## Work to be completed
In the entries below, find every line with the string "Requirements" and copy it.

Entries from a dataset of interfaces

-- -- --

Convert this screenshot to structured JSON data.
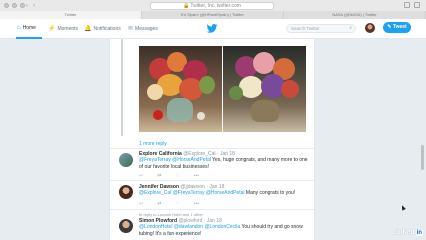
{
  "browser": {
    "url": "Twitter, Inc. twitter.com",
    "tabs": [
      "Twitter",
      "It's Spain! (@HRueflSpain) | Twitter",
      "NASA (@NASA) | Twitter"
    ]
  },
  "nav": {
    "items": [
      {
        "label": "Home",
        "icon": "home-icon"
      },
      {
        "label": "Moments",
        "icon": "lightning-icon"
      },
      {
        "label": "Notifications",
        "icon": "bell-icon"
      },
      {
        "label": "Messages",
        "icon": "envelope-icon"
      }
    ],
    "search_placeholder": "Search Twitter",
    "tweet_button": "Tweet"
  },
  "colors": {
    "accent": "#1da1f2",
    "text": "#292f33",
    "muted": "#8899a6"
  },
  "thread": {
    "more_reply": "1 more reply",
    "tweets": [
      {
        "name": "Explore California",
        "handle": "@Explore_Cal · Jan 18",
        "text_pre": "",
        "mentions": "@FreyaTerray @HorseAndPetal",
        "text_post": " Yes, huge congrats, and many more to one of our favorite local businesses!"
      },
      {
        "name": "Jennifer Dawson",
        "handle": "@jjdawson · Jan 18",
        "mentions": "@Explore_Cal @FreyaTerray @HorseAndPetal",
        "text_post": " Many congrats to you!"
      },
      {
        "context": "In reply to London Hotel and 1 other",
        "name": "Simon Plowford",
        "handle": "@plowford · Jan 18",
        "mentions": "@LondonHotel @dawlandon @LondonCecila",
        "text_post": " You should try and go snow tubing! It's a fun experience!"
      }
    ]
  },
  "watermark": {
    "text": "Linked",
    "badge": "in"
  }
}
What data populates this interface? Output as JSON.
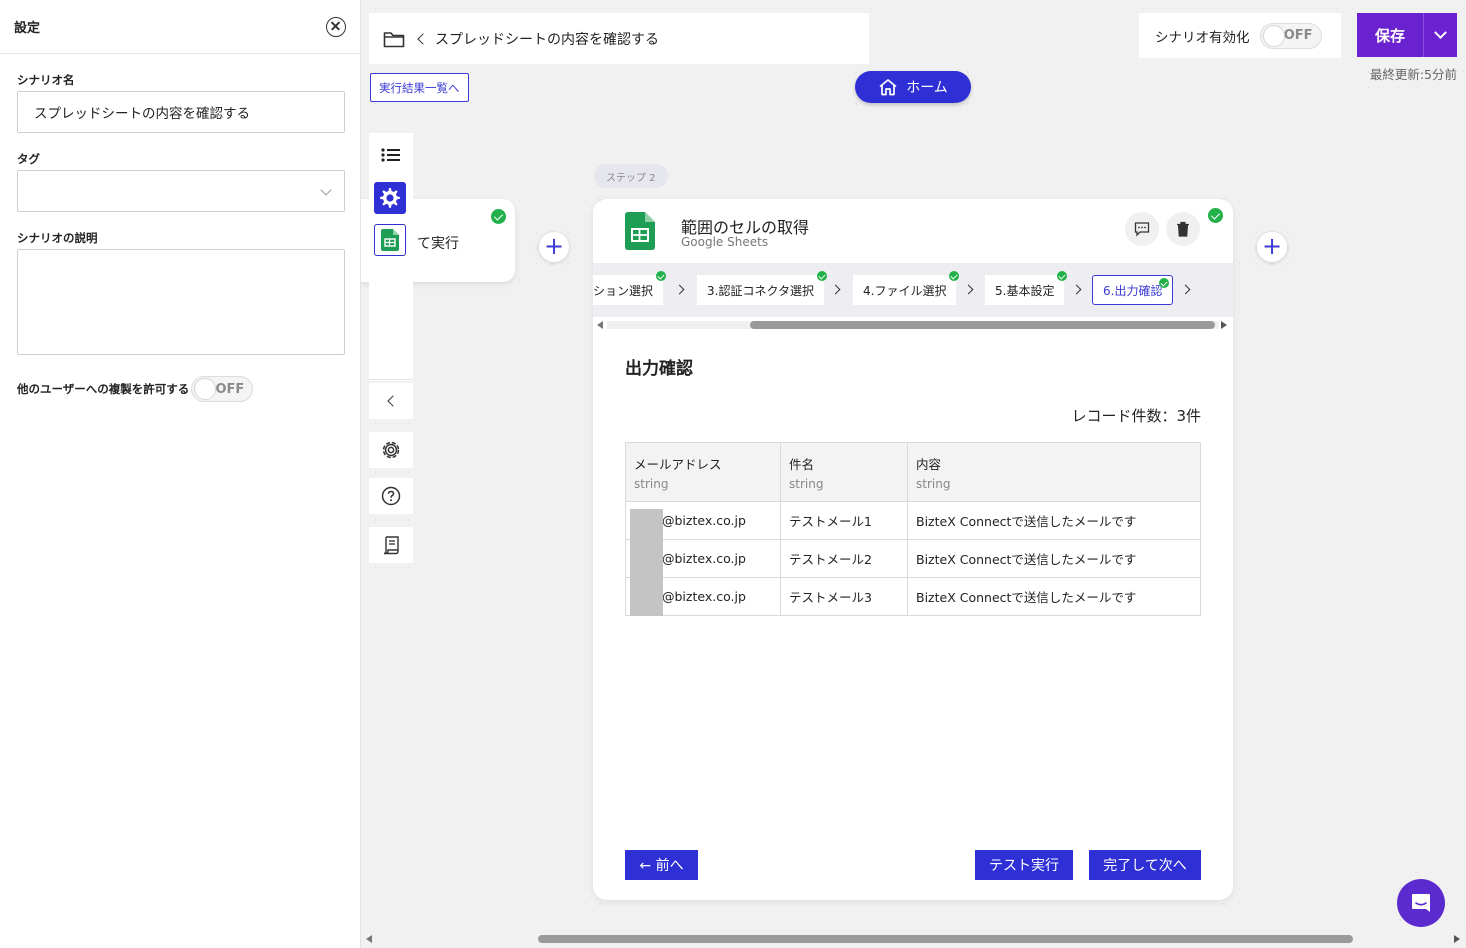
{
  "settings_panel": {
    "title": "設定",
    "scenario_name_label": "シナリオ名",
    "scenario_name_value": "スプレッドシートの内容を確認する",
    "tag_label": "タグ",
    "tag_value": "",
    "description_label": "シナリオの説明",
    "description_value": "",
    "allow_copy_label": "他のユーザーへの複製を許可する",
    "allow_copy_toggle": "OFF"
  },
  "topbar": {
    "breadcrumb_title": "スプレッドシートの内容を確認する",
    "results_link": "実行結果一覧へ",
    "home_label": "ホーム",
    "scenario_enable_label": "シナリオ有効化",
    "scenario_enable_toggle": "OFF",
    "save_label": "保存",
    "last_updated": "最終更新:5分前"
  },
  "step1": {
    "partial_text": "て実行"
  },
  "step2": {
    "badge": "ステップ 2",
    "app_title": "範囲のセルの取得",
    "app_subtitle": "Google Sheets",
    "tabs": [
      {
        "label": "ション選択"
      },
      {
        "label": "3.認証コネクタ選択"
      },
      {
        "label": "4.ファイル選択"
      },
      {
        "label": "5.基本設定"
      },
      {
        "label": "6.出力確認"
      }
    ],
    "section_title": "出力確認",
    "record_count": "レコード件数：3件",
    "table": {
      "headers": [
        {
          "name": "メールアドレス",
          "type": "string"
        },
        {
          "name": "件名",
          "type": "string"
        },
        {
          "name": "内容",
          "type": "string"
        }
      ],
      "rows": [
        [
          "@biztex.co.jp",
          "テストメール1",
          "BizteX Connectで送信したメールです"
        ],
        [
          "@biztex.co.jp",
          "テストメール2",
          "BizteX Connectで送信したメールです"
        ],
        [
          "@biztex.co.jp",
          "テストメール3",
          "BizteX Connectで送信したメールです"
        ]
      ]
    },
    "prev_button": "← 前へ",
    "test_button": "テスト実行",
    "next_button": "完了して次へ"
  },
  "colors": {
    "accent": "#2f2fd6",
    "save": "#6a21cf",
    "success": "#21b04a",
    "sheets_green": "#1e9e55"
  }
}
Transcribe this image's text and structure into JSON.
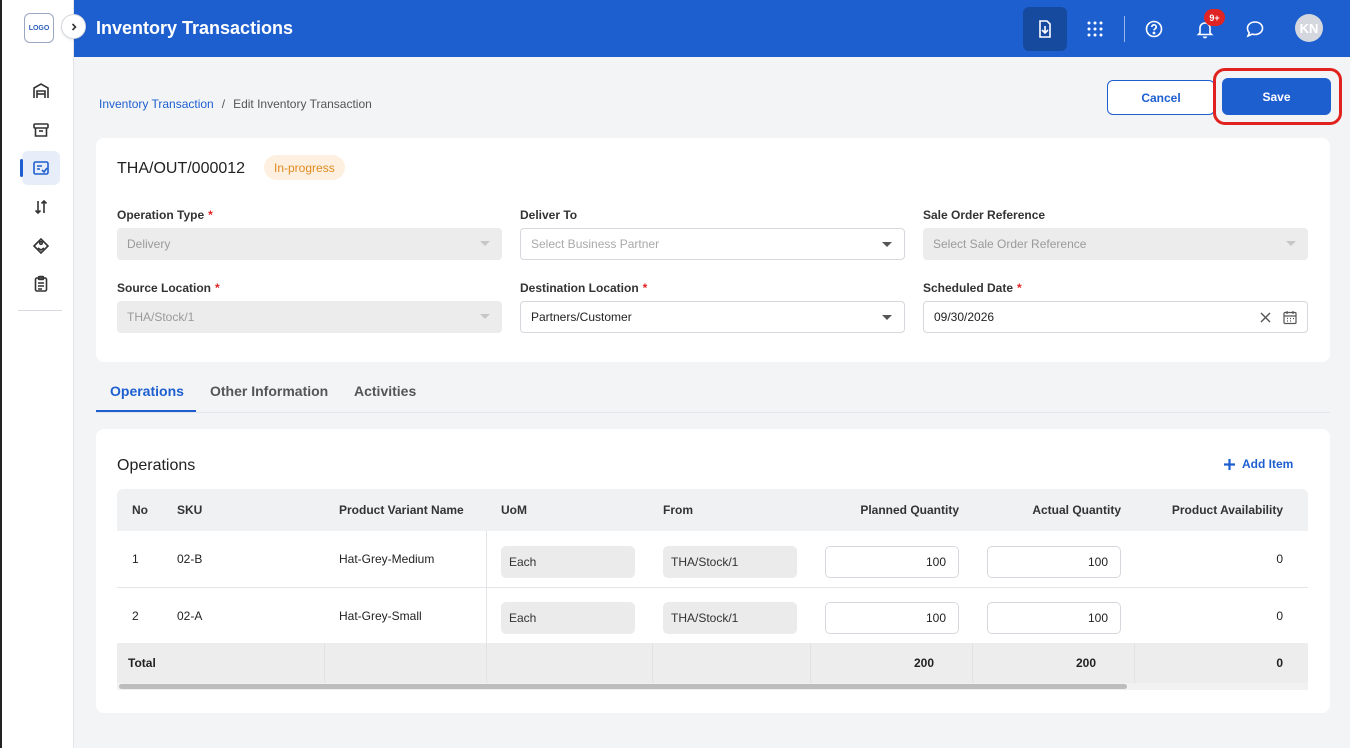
{
  "app": {
    "logo_text": "LOGO",
    "title": "Inventory Transactions"
  },
  "header": {
    "notification_badge": "9+",
    "avatar_initials": "KN"
  },
  "breadcrumb": {
    "parent": "Inventory Transaction",
    "separator": "/",
    "current": "Edit Inventory Transaction"
  },
  "actions": {
    "cancel_label": "Cancel",
    "save_label": "Save"
  },
  "document": {
    "number": "THA/OUT/000012",
    "status": "In-progress"
  },
  "form": {
    "operation_type": {
      "label": "Operation Type",
      "value": "Delivery"
    },
    "deliver_to": {
      "label": "Deliver To",
      "placeholder": "Select Business Partner"
    },
    "sale_order_reference": {
      "label": "Sale Order Reference",
      "placeholder": "Select Sale Order Reference"
    },
    "source_location": {
      "label": "Source Location",
      "value": "THA/Stock/1"
    },
    "destination_location": {
      "label": "Destination Location",
      "value": "Partners/Customer"
    },
    "scheduled_date": {
      "label": "Scheduled Date",
      "value": "09/30/2026"
    }
  },
  "tabs": [
    "Operations",
    "Other Information",
    "Activities"
  ],
  "operations": {
    "title": "Operations",
    "add_item_label": "Add Item",
    "columns": [
      "No",
      "SKU",
      "Product Variant Name",
      "UoM",
      "From",
      "Planned Quantity",
      "Actual Quantity",
      "Product Availability"
    ],
    "rows": [
      {
        "no": "1",
        "sku": "02-B",
        "name": "Hat-Grey-Medium",
        "uom": "Each",
        "from": "THA/Stock/1",
        "planned": "100",
        "actual": "100",
        "availability": "0"
      },
      {
        "no": "2",
        "sku": "02-A",
        "name": "Hat-Grey-Small",
        "uom": "Each",
        "from": "THA/Stock/1",
        "planned": "100",
        "actual": "100",
        "availability": "0"
      }
    ],
    "total": {
      "label": "Total",
      "planned": "200",
      "actual": "200",
      "availability": "0"
    }
  },
  "colors": {
    "primary": "#1e5fd0",
    "status_text": "#e08a1e",
    "highlight_ring": "#e0231e"
  }
}
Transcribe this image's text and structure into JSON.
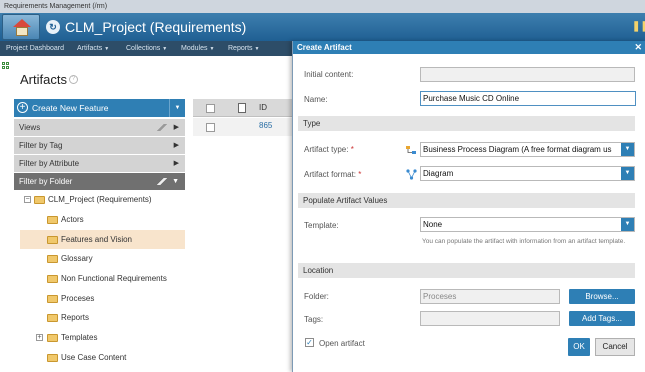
{
  "app": {
    "banner": "Requirements Management (/rm)",
    "project_title": "CLM_Project (Requirements)"
  },
  "nav": {
    "items": [
      "Project Dashboard",
      "Artifacts",
      "Collections",
      "Modules",
      "Reports"
    ]
  },
  "left": {
    "title": "Artifacts",
    "create_button": "Create New Feature",
    "accordions": [
      "Views",
      "Filter by Tag",
      "Filter by Attribute",
      "Filter by Folder"
    ],
    "tree_root": "CLM_Project (Requirements)",
    "tree_items": [
      "Actors",
      "Features and Vision",
      "Glossary",
      "Non Functional Requirements",
      "Proceses",
      "Reports",
      "Templates",
      "Use Case Content"
    ]
  },
  "grid": {
    "id_header": "ID",
    "rows": [
      "865"
    ]
  },
  "dialog": {
    "title": "Create Artifact",
    "initial_content_label": "Initial content:",
    "name_label": "Name:",
    "name_value": "Purchase Music CD Online",
    "type_section": "Type",
    "artifact_type_label": "Artifact type:",
    "artifact_type_value": "Business Process Diagram (A free format diagram us",
    "artifact_format_label": "Artifact format:",
    "artifact_format_value": "Diagram",
    "populate_section": "Populate Artifact Values",
    "template_label": "Template:",
    "template_value": "None",
    "template_hint": "You can populate the artifact with information from an artifact template.",
    "location_section": "Location",
    "folder_label": "Folder:",
    "folder_value": "Proceses",
    "browse_button": "Browse...",
    "tags_label": "Tags:",
    "add_tags_button": "Add Tags...",
    "open_artifact_label": "Open artifact",
    "ok_button": "OK",
    "cancel_button": "Cancel"
  }
}
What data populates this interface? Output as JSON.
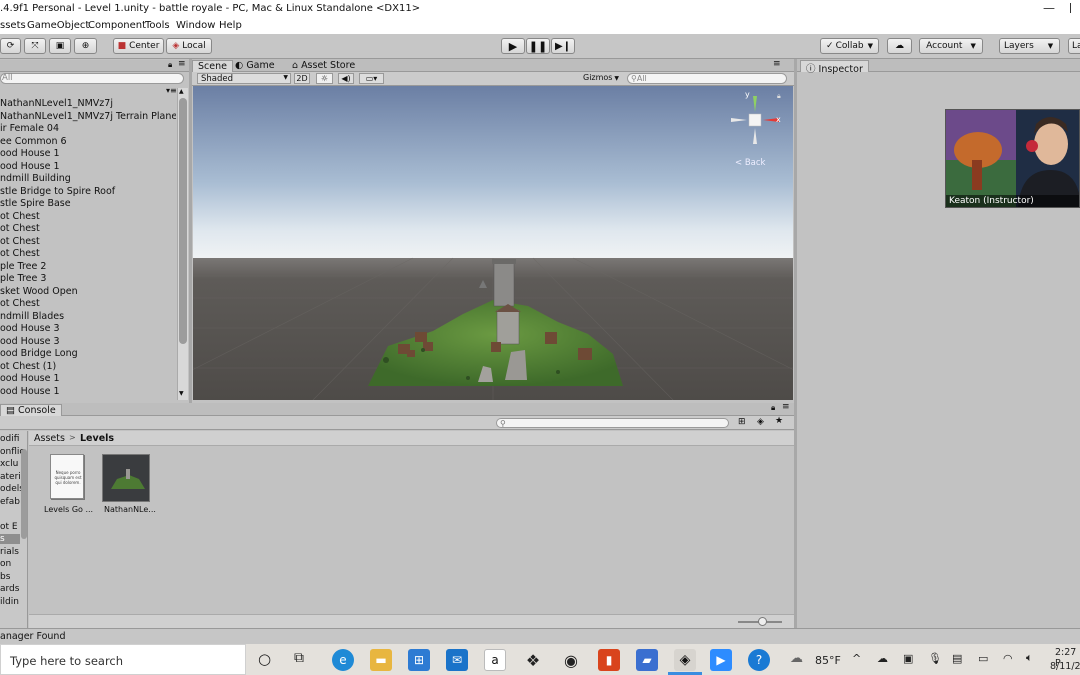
{
  "window": {
    "title": ".4.9f1 Personal - Level 1.unity - battle royale - PC, Mac & Linux Standalone <DX11>",
    "minimize_glyph": "—"
  },
  "menu": [
    "ssets",
    "GameObject",
    "Component",
    "Tools",
    "Window",
    "Help"
  ],
  "toolbar": {
    "center_label": "Center",
    "local_label": "Local",
    "collab_label": "Collab",
    "account_label": "Account",
    "layers_label": "Layers",
    "layout_label": "La"
  },
  "hierarchy": {
    "search_placeholder": "All",
    "items": [
      "NathanNLevel1_NMVz7j",
      "NathanNLevel1_NMVz7j Terrain Plane",
      "ir Female 04",
      "ee Common 6",
      "ood House 1",
      "ood House 1",
      "ndmill Building",
      "stle Bridge to Spire Roof",
      "stle Spire Base",
      "ot Chest",
      "ot Chest",
      "ot Chest",
      "ot Chest",
      "ple Tree 2",
      "ple Tree 3",
      "sket Wood Open",
      "ot Chest",
      "ndmill Blades",
      "ood House 3",
      "ood House 3",
      "ood Bridge Long",
      "ot Chest (1)",
      "ood House 1",
      "ood House 1"
    ]
  },
  "scene": {
    "tabs": [
      "Scene",
      "Game",
      "Asset Store"
    ],
    "shading_mode": "Shaded",
    "mode_2d": "2D",
    "gizmos_label": "Gizmos",
    "search_placeholder": "All",
    "gizmo_back_label": "< Back",
    "gizmo_axis_y": "y",
    "gizmo_axis_x": "x"
  },
  "inspector": {
    "tab_label": "Inspector"
  },
  "webcam": {
    "caption": "Keaton (Instructor)"
  },
  "console": {
    "tab_label": "Console"
  },
  "project": {
    "breadcrumb_root": "Assets",
    "breadcrumb_separator": ">",
    "breadcrumb_current": "Levels",
    "left_items": [
      "odifi",
      "onflic",
      "xclu",
      "ateri",
      "odels",
      "efab",
      "",
      "ot E",
      "s",
      "rials",
      "on",
      "bs",
      "ards",
      "ildin"
    ],
    "assets": [
      {
        "name": "Levels Go ...",
        "preview_text": "Neque porro quisquam est qui dolorem."
      },
      {
        "name": "NathanNLe..."
      }
    ]
  },
  "status": {
    "text": "anager Found"
  },
  "taskbar": {
    "search_placeholder": "Type here to search",
    "weather": "85°F",
    "time": "2:27 P",
    "date": "8/11/2"
  },
  "colors": {
    "unity_panel": "#c2c2c2",
    "sky_top": "#6b7fa4",
    "ground": "#55524f",
    "terrain_green": "#4d7a33",
    "taskbar": "#e4e1dc"
  }
}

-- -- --

## Task response
    "banner": "Requirements Management (/rm)",
    "project_title": "CLM_Project (Requirements)"
    "tree_root": "CLM_Project (Requirements)",
      "Non Functional Requirements",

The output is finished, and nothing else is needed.